## Task prompt
Go through the entries below and count the lines where the word "java" appears; give only the count.

(Records drawn from a dataset)

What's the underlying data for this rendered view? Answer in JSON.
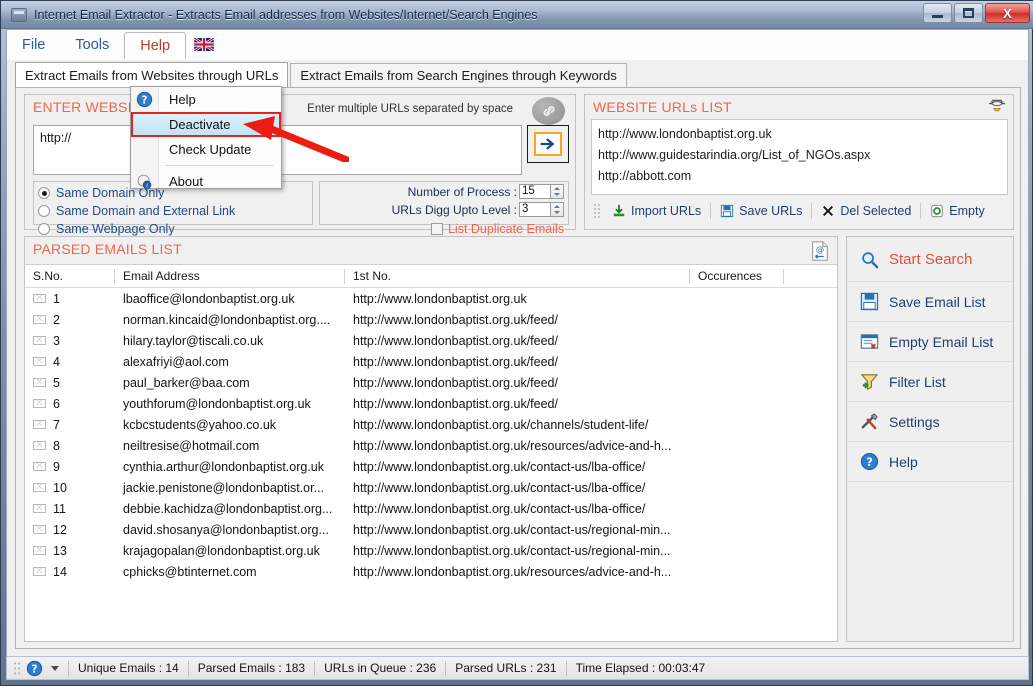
{
  "window": {
    "title": "Internet Email Extractor - Extracts Email addresses from Websites/Internet/Search Engines",
    "app_icon": "app-window-icon",
    "minimize_label": "Minimize",
    "maximize_label": "Maximize",
    "close_label": "X"
  },
  "menubar": {
    "items": [
      {
        "label": "File",
        "active": false
      },
      {
        "label": "Tools",
        "active": false
      },
      {
        "label": "Help",
        "active": true
      }
    ],
    "flag_icon": "union-jack-flag-icon"
  },
  "dropdown": {
    "open_for": "Help",
    "items": [
      {
        "label": "Help",
        "icon": "help-question-icon",
        "selected": false
      },
      {
        "label": "Deactivate",
        "icon": "",
        "selected": true
      },
      {
        "label": "Check Update",
        "icon": "",
        "selected": false
      },
      {
        "label": "About",
        "icon": "about-info-icon",
        "selected": false
      }
    ]
  },
  "tabs": [
    {
      "label": "Extract Emails from Websites through URLs",
      "selected": true
    },
    {
      "label": "Extract Emails from Search Engines through Keywords",
      "selected": false
    }
  ],
  "enter_website": {
    "title": "ENTER WEBSITE",
    "hint": "Enter multiple URLs separated by space",
    "link_icon": "chain-link-icon",
    "url_value": "http://",
    "url_placeholder": "http://",
    "go_icon": "arrow-right-icon",
    "scope_options": [
      {
        "label": "Same Domain Only",
        "selected": true
      },
      {
        "label": "Same Domain and External Link",
        "selected": false
      },
      {
        "label": "Same Webpage Only",
        "selected": false
      }
    ],
    "number_of_process": {
      "label": "Number of Process :",
      "value": "15"
    },
    "urls_digg_level": {
      "label": "URLs Digg Upto Level :",
      "value": "3"
    },
    "list_duplicate": {
      "label": "List Duplicate Emails",
      "checked": false
    }
  },
  "website_urls": {
    "title": "WEBSITE URLs LIST",
    "sheet_icon": "url-sheet-icon",
    "urls": [
      "http://www.londonbaptist.org.uk",
      "http://www.guidestarindia.org/List_of_NGOs.aspx",
      "http://abbott.com"
    ],
    "toolbar": [
      {
        "label": "Import URLs",
        "icon": "import-down-arrow-icon"
      },
      {
        "label": "Save URLs",
        "icon": "save-disk-icon"
      },
      {
        "label": "Del Selected",
        "icon": "delete-x-icon"
      },
      {
        "label": "Empty",
        "icon": "empty-circle-icon"
      }
    ]
  },
  "parsed_emails": {
    "title": "PARSED EMAILS LIST",
    "export_icon": "email-export-icon",
    "columns": [
      "S.No.",
      "Email Address",
      "1st No.",
      "Occurences"
    ],
    "rows": [
      {
        "sno": "1",
        "email": "lbaoffice@londonbaptist.org.uk",
        "url": "http://www.londonbaptist.org.uk",
        "occurences": ""
      },
      {
        "sno": "2",
        "email": "norman.kincaid@londonbaptist.org....",
        "url": "http://www.londonbaptist.org.uk/feed/",
        "occurences": ""
      },
      {
        "sno": "3",
        "email": "hilary.taylor@tiscali.co.uk",
        "url": "http://www.londonbaptist.org.uk/feed/",
        "occurences": ""
      },
      {
        "sno": "4",
        "email": "alexafriyi@aol.com",
        "url": "http://www.londonbaptist.org.uk/feed/",
        "occurences": ""
      },
      {
        "sno": "5",
        "email": "paul_barker@baa.com",
        "url": "http://www.londonbaptist.org.uk/feed/",
        "occurences": ""
      },
      {
        "sno": "6",
        "email": "youthforum@londonbaptist.org.uk",
        "url": "http://www.londonbaptist.org.uk/feed/",
        "occurences": ""
      },
      {
        "sno": "7",
        "email": "kcbcstudents@yahoo.co.uk",
        "url": "http://www.londonbaptist.org.uk/channels/student-life/",
        "occurences": ""
      },
      {
        "sno": "8",
        "email": "neiltresise@hotmail.com",
        "url": "http://www.londonbaptist.org.uk/resources/advice-and-h...",
        "occurences": ""
      },
      {
        "sno": "9",
        "email": "cynthia.arthur@londonbaptist.org.uk",
        "url": "http://www.londonbaptist.org.uk/contact-us/lba-office/",
        "occurences": ""
      },
      {
        "sno": "10",
        "email": "jackie.penistone@londonbaptist.or...",
        "url": "http://www.londonbaptist.org.uk/contact-us/lba-office/",
        "occurences": ""
      },
      {
        "sno": "11",
        "email": "debbie.kachidza@londonbaptist.org...",
        "url": "http://www.londonbaptist.org.uk/contact-us/lba-office/",
        "occurences": ""
      },
      {
        "sno": "12",
        "email": "david.shosanya@londonbaptist.org...",
        "url": "http://www.londonbaptist.org.uk/contact-us/regional-min...",
        "occurences": ""
      },
      {
        "sno": "13",
        "email": "krajagopalan@londonbaptist.org.uk",
        "url": "http://www.londonbaptist.org.uk/contact-us/regional-min...",
        "occurences": ""
      },
      {
        "sno": "14",
        "email": "cphicks@btinternet.com",
        "url": "http://www.londonbaptist.org.uk/resources/advice-and-h...",
        "occurences": ""
      }
    ]
  },
  "actions": [
    {
      "label": "Start Search",
      "icon": "magnifier-search-icon",
      "primary": true
    },
    {
      "label": "Save Email List",
      "icon": "save-disk-icon",
      "primary": false
    },
    {
      "label": "Empty Email List",
      "icon": "empty-list-icon",
      "primary": false
    },
    {
      "label": "Filter List",
      "icon": "funnel-filter-icon",
      "primary": false
    },
    {
      "label": "Settings",
      "icon": "tools-settings-icon",
      "primary": false
    },
    {
      "label": "Help",
      "icon": "help-question-icon",
      "primary": false
    }
  ],
  "statusbar": {
    "help_icon": "help-question-icon",
    "items": [
      "Unique Emails :  14",
      "Parsed Emails :  183",
      "URLs in Queue :  236",
      "Parsed URLs :  231",
      "Time Elapsed :  00:03:47"
    ]
  },
  "colors": {
    "group_title": "#f0654d",
    "accent_blue": "#1f3f6e",
    "primary_action": "#e74c3c",
    "selection": "#bfe4f8",
    "annotation_red": "#e8231c"
  }
}
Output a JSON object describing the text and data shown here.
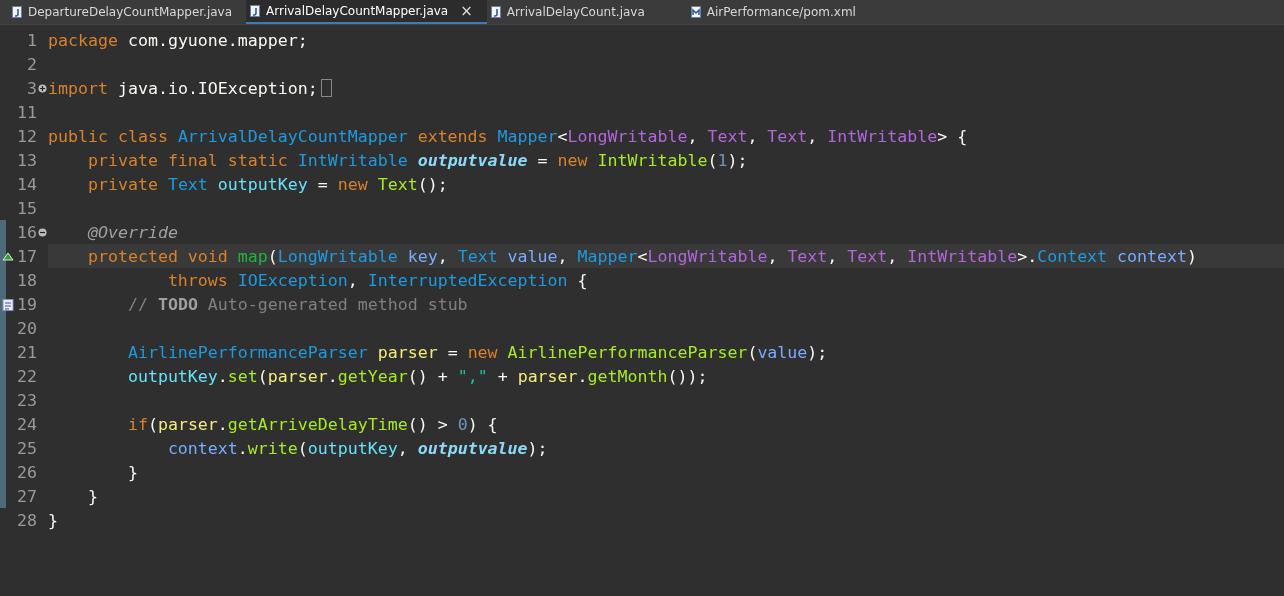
{
  "tabs": [
    {
      "label": "DepartureDelayCountMapper.java",
      "kind": "java",
      "selected": false
    },
    {
      "label": "ArrivalDelayCountMapper.java",
      "kind": "java",
      "selected": true,
      "close": "×"
    },
    {
      "label": "ArrivalDelayCount.java",
      "kind": "java",
      "selected": false
    },
    {
      "label": "AirPerformance/pom.xml",
      "kind": "xml",
      "selected": false
    }
  ],
  "editor": {
    "lines": [
      {
        "number": "1",
        "kind": "code",
        "changed": false,
        "current": false,
        "tokens": [
          {
            "kind": "keyword",
            "text": "package"
          },
          {
            "kind": "plain",
            "text": " com.gyuone.mapper;"
          }
        ]
      },
      {
        "number": "2",
        "kind": "code",
        "changed": false,
        "current": false
      },
      {
        "number": "3",
        "kind": "folded",
        "changed": false,
        "current": false,
        "tokens": [
          {
            "kind": "keyword",
            "text": "import"
          },
          {
            "kind": "plain",
            "text": " java.io.IOException;"
          }
        ]
      },
      {
        "number": "11",
        "kind": "code",
        "changed": false,
        "current": false
      },
      {
        "number": "12",
        "kind": "code",
        "changed": false,
        "current": false,
        "tokens": [
          {
            "kind": "keyword",
            "text": "public class "
          },
          {
            "kind": "type",
            "text": "ArrivalDelayCountMapper"
          },
          {
            "kind": "keyword",
            "text": " extends "
          },
          {
            "kind": "type",
            "text": "Mapper"
          },
          {
            "kind": "plain",
            "text": "<"
          },
          {
            "kind": "typearg",
            "text": "LongWritable"
          },
          {
            "kind": "plain",
            "text": ", "
          },
          {
            "kind": "typearg",
            "text": "Text"
          },
          {
            "kind": "plain",
            "text": ", "
          },
          {
            "kind": "typearg",
            "text": "Text"
          },
          {
            "kind": "plain",
            "text": ", "
          },
          {
            "kind": "typearg",
            "text": "IntWritable"
          },
          {
            "kind": "plain",
            "text": "> {"
          }
        ]
      },
      {
        "number": "13",
        "kind": "code",
        "changed": false,
        "current": false,
        "tokens": [
          {
            "kind": "keyword",
            "text": "    private final static "
          },
          {
            "kind": "type",
            "text": "IntWritable "
          },
          {
            "kind": "static",
            "text": "outputvalue"
          },
          {
            "kind": "plain",
            "text": " = "
          },
          {
            "kind": "keyword",
            "text": "new "
          },
          {
            "kind": "method",
            "text": "IntWritable"
          },
          {
            "kind": "plain",
            "text": "("
          },
          {
            "kind": "number",
            "text": "1"
          },
          {
            "kind": "plain",
            "text": ");"
          }
        ]
      },
      {
        "number": "14",
        "kind": "code",
        "changed": false,
        "current": false,
        "tokens": [
          {
            "kind": "keyword",
            "text": "    private "
          },
          {
            "kind": "type",
            "text": "Text "
          },
          {
            "kind": "field",
            "text": "outputKey"
          },
          {
            "kind": "plain",
            "text": " = "
          },
          {
            "kind": "keyword",
            "text": "new "
          },
          {
            "kind": "method",
            "text": "Text"
          },
          {
            "kind": "plain",
            "text": "();"
          }
        ]
      },
      {
        "number": "15",
        "kind": "code",
        "changed": false,
        "current": false
      },
      {
        "number": "16",
        "kind": "fold-start",
        "changed": true,
        "current": false,
        "tokens": [
          {
            "kind": "annotation",
            "text": "    @Override"
          }
        ]
      },
      {
        "number": "17",
        "kind": "override",
        "changed": true,
        "current": true,
        "tokens": [
          {
            "kind": "keyword",
            "text": "    protected void "
          },
          {
            "kind": "decl",
            "text": "map"
          },
          {
            "kind": "plain",
            "text": "("
          },
          {
            "kind": "type",
            "text": "LongWritable "
          },
          {
            "kind": "param",
            "text": "key"
          },
          {
            "kind": "plain",
            "text": ", "
          },
          {
            "kind": "type",
            "text": "Text "
          },
          {
            "kind": "param",
            "text": "value"
          },
          {
            "kind": "plain",
            "text": ", "
          },
          {
            "kind": "type",
            "text": "Mapper"
          },
          {
            "kind": "plain",
            "text": "<"
          },
          {
            "kind": "typearg",
            "text": "LongWritable"
          },
          {
            "kind": "plain",
            "text": ", "
          },
          {
            "kind": "typearg",
            "text": "Text"
          },
          {
            "kind": "plain",
            "text": ", "
          },
          {
            "kind": "typearg",
            "text": "Text"
          },
          {
            "kind": "plain",
            "text": ", "
          },
          {
            "kind": "typearg",
            "text": "IntWritable"
          },
          {
            "kind": "plain",
            "text": ">."
          },
          {
            "kind": "type",
            "text": "Context "
          },
          {
            "kind": "param",
            "text": "context"
          },
          {
            "kind": "plain",
            "text": ")"
          }
        ]
      },
      {
        "number": "18",
        "kind": "code",
        "changed": true,
        "current": false,
        "tokens": [
          {
            "kind": "keyword",
            "text": "            throws "
          },
          {
            "kind": "type",
            "text": "IOException"
          },
          {
            "kind": "plain",
            "text": ", "
          },
          {
            "kind": "type",
            "text": "InterruptedException"
          },
          {
            "kind": "plain",
            "text": " {"
          }
        ]
      },
      {
        "number": "19",
        "kind": "task",
        "changed": true,
        "current": false,
        "tokens": [
          {
            "kind": "comment",
            "text": "        // "
          },
          {
            "kind": "todo",
            "text": "TODO"
          },
          {
            "kind": "comment",
            "text": " Auto-generated method stub"
          }
        ]
      },
      {
        "number": "20",
        "kind": "code",
        "changed": true,
        "current": false
      },
      {
        "number": "21",
        "kind": "code",
        "changed": true,
        "current": false,
        "tokens": [
          {
            "kind": "type",
            "text": "        AirlinePerformanceParser "
          },
          {
            "kind": "local",
            "text": "parser"
          },
          {
            "kind": "plain",
            "text": " = "
          },
          {
            "kind": "keyword",
            "text": "new "
          },
          {
            "kind": "method",
            "text": "AirlinePerformanceParser"
          },
          {
            "kind": "plain",
            "text": "("
          },
          {
            "kind": "param",
            "text": "value"
          },
          {
            "kind": "plain",
            "text": ");"
          }
        ]
      },
      {
        "number": "22",
        "kind": "code",
        "changed": true,
        "current": false,
        "tokens": [
          {
            "kind": "field",
            "text": "        outputKey"
          },
          {
            "kind": "plain",
            "text": "."
          },
          {
            "kind": "method",
            "text": "set"
          },
          {
            "kind": "plain",
            "text": "("
          },
          {
            "kind": "local",
            "text": "parser"
          },
          {
            "kind": "plain",
            "text": "."
          },
          {
            "kind": "method",
            "text": "getYear"
          },
          {
            "kind": "plain",
            "text": "() + "
          },
          {
            "kind": "string",
            "text": "\",\""
          },
          {
            "kind": "plain",
            "text": " + "
          },
          {
            "kind": "local",
            "text": "parser"
          },
          {
            "kind": "plain",
            "text": "."
          },
          {
            "kind": "method",
            "text": "getMonth"
          },
          {
            "kind": "plain",
            "text": "());"
          }
        ]
      },
      {
        "number": "23",
        "kind": "code",
        "changed": true,
        "current": false
      },
      {
        "number": "24",
        "kind": "code",
        "changed": true,
        "current": false,
        "tokens": [
          {
            "kind": "keyword",
            "text": "        if"
          },
          {
            "kind": "plain",
            "text": "("
          },
          {
            "kind": "local",
            "text": "parser"
          },
          {
            "kind": "plain",
            "text": "."
          },
          {
            "kind": "method",
            "text": "getArriveDelayTime"
          },
          {
            "kind": "plain",
            "text": "() > "
          },
          {
            "kind": "number",
            "text": "0"
          },
          {
            "kind": "plain",
            "text": ") {"
          }
        ]
      },
      {
        "number": "25",
        "kind": "code",
        "changed": true,
        "current": false,
        "tokens": [
          {
            "kind": "param",
            "text": "            context"
          },
          {
            "kind": "plain",
            "text": "."
          },
          {
            "kind": "method",
            "text": "write"
          },
          {
            "kind": "plain",
            "text": "("
          },
          {
            "kind": "field",
            "text": "outputKey"
          },
          {
            "kind": "plain",
            "text": ", "
          },
          {
            "kind": "static",
            "text": "outputvalue"
          },
          {
            "kind": "plain",
            "text": ");"
          }
        ]
      },
      {
        "number": "26",
        "kind": "code",
        "changed": true,
        "current": false,
        "tokens": [
          {
            "kind": "plain",
            "text": "        }"
          }
        ]
      },
      {
        "number": "27",
        "kind": "code",
        "changed": true,
        "current": false,
        "tokens": [
          {
            "kind": "plain",
            "text": "    }"
          }
        ]
      },
      {
        "number": "28",
        "kind": "code",
        "changed": false,
        "current": false,
        "tokens": [
          {
            "kind": "plain",
            "text": "}"
          }
        ]
      }
    ]
  }
}
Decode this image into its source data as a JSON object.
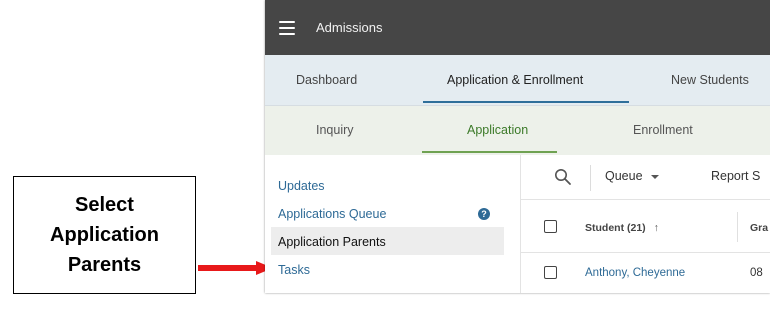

## Exercise answer
7